Making Tax Digital has been around now in one shape or another for a couple of years now. It has been delayed at various stages of its implementation, but whether we like it or not, it is now here to stay.

“MTD” rules say is in summary, businesses must keep digital records by using software. This software then is used to submit various information directly to HMRC. Software is usually (but doesn’t need to be) cloud based, so Quickbooks, Xero and the like.

The first mandatory implementation for MTD was in April 2019 to submit VAT returns and applied to businesses who are VAT registered with turnover above £85,000. If you fall into this category and you’re not using some sort of accounting software, you are in breach of the rules now.

The next deadline, which is currently April 2022, applies to VAT registered businesses with turnover of less than £85,000, again to submit VAT returns, so time is ticking.

Slightly less urgent, but worth starting to think about is the next proposed date of April 2023 applying to all businesses and landlords with annual turnover more than £10,000. This will then enable Income Tax to be reported through the chosen software. This will see the biggest change to our self-assessment system for decades, more than likely meaning income tax returns being submitted to HMRC every quarter rather than annually. I strongly suspect this will then lead to more regular payments of income tax (I say cynically).

Even further ahead there are noises to then use MTD to report Corporation tax, but this is currently on the horizon for 2026.
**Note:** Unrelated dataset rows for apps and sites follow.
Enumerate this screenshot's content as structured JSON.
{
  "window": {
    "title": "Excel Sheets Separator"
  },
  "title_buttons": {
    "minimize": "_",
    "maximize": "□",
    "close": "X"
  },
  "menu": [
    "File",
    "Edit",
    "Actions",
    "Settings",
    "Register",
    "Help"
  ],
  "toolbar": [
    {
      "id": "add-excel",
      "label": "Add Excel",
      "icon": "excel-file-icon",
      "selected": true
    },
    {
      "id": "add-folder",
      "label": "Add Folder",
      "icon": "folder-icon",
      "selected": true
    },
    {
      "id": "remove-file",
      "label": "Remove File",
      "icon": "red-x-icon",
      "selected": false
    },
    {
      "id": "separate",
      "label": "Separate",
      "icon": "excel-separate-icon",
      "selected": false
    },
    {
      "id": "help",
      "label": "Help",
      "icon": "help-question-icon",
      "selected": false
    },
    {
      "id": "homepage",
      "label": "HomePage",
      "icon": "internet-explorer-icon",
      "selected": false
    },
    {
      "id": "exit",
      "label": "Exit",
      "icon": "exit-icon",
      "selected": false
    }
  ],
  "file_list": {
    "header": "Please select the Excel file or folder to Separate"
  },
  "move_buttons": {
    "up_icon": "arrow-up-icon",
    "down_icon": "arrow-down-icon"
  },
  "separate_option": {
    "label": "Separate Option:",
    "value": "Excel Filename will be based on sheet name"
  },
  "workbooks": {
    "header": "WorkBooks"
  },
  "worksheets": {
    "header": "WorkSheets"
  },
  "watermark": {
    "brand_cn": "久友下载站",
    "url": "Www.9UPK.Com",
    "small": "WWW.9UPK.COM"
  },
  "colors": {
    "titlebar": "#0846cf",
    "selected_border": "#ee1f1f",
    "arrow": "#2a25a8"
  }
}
These dates are probably subject to change, but as I say, it’s coming, so if you need help, we support various bookkeeping platforms.